GIVEN RECORDS →
BEGIN
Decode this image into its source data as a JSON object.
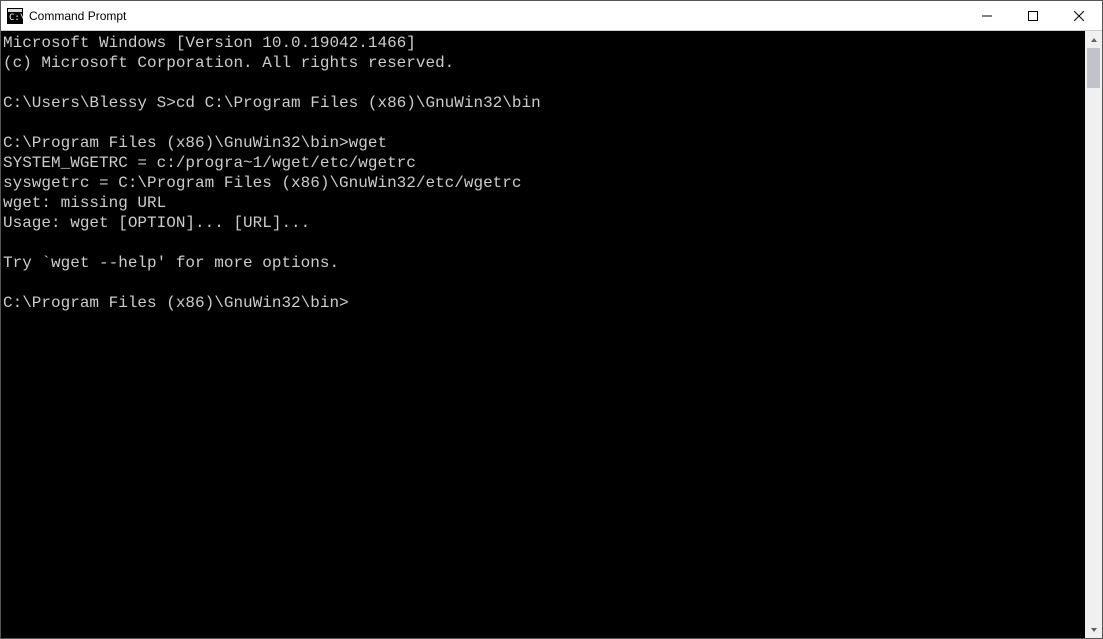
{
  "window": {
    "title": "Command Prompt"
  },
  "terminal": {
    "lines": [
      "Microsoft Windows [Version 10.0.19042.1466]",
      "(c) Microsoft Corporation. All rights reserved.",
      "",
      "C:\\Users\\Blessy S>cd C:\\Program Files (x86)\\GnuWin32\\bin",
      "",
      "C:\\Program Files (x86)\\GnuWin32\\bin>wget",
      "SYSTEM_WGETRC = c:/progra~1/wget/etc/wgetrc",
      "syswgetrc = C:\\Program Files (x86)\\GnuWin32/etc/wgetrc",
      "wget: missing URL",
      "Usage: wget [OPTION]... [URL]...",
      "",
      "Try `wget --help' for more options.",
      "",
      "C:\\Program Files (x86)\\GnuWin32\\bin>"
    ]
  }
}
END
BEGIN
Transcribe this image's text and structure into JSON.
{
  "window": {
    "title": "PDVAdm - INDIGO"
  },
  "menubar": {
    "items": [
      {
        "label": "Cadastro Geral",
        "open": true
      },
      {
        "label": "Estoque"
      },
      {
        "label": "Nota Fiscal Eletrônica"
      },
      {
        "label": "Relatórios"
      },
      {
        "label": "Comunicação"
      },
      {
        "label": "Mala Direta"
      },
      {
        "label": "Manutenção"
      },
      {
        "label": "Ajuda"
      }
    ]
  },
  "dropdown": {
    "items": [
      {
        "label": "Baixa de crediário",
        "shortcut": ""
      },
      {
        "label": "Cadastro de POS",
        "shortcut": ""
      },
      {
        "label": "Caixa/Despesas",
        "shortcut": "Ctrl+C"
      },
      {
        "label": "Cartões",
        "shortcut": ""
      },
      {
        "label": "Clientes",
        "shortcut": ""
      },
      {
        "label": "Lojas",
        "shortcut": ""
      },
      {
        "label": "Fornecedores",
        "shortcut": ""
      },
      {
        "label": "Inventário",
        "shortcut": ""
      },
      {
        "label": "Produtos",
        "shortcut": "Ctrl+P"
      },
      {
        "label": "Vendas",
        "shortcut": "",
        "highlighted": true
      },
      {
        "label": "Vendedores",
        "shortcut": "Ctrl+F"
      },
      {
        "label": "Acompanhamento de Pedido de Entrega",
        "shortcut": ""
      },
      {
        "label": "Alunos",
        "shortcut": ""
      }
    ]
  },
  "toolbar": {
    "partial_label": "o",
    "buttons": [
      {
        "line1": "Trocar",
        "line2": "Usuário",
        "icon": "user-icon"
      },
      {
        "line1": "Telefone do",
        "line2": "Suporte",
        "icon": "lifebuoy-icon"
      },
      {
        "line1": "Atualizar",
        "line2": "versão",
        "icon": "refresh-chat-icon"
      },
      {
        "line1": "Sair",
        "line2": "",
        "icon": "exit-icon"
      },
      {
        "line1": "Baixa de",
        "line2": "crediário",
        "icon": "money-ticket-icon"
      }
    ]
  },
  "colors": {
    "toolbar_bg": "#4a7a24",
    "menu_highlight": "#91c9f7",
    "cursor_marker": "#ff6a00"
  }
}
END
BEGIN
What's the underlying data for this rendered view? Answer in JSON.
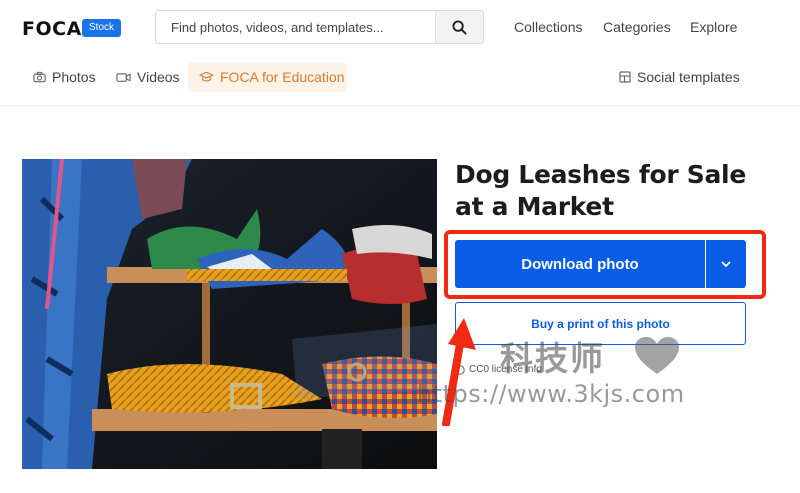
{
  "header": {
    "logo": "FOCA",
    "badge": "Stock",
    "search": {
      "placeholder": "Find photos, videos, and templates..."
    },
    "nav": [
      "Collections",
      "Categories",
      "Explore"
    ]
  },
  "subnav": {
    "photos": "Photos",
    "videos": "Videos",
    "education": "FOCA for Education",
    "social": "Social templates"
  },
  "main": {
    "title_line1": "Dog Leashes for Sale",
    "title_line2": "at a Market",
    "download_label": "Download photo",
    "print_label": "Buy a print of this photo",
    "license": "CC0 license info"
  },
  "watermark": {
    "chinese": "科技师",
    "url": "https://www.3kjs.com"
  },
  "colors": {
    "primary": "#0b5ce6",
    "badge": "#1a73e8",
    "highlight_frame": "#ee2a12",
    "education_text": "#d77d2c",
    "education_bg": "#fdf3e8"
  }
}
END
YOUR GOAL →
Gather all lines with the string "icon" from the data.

WRITTEN SOLUTION →
        "icon": "user-icon"
        "icon": "lifebuoy-icon"
        "icon": "refresh-chat-icon"
        "icon": "exit-icon"
        "icon": "money-ticket-icon"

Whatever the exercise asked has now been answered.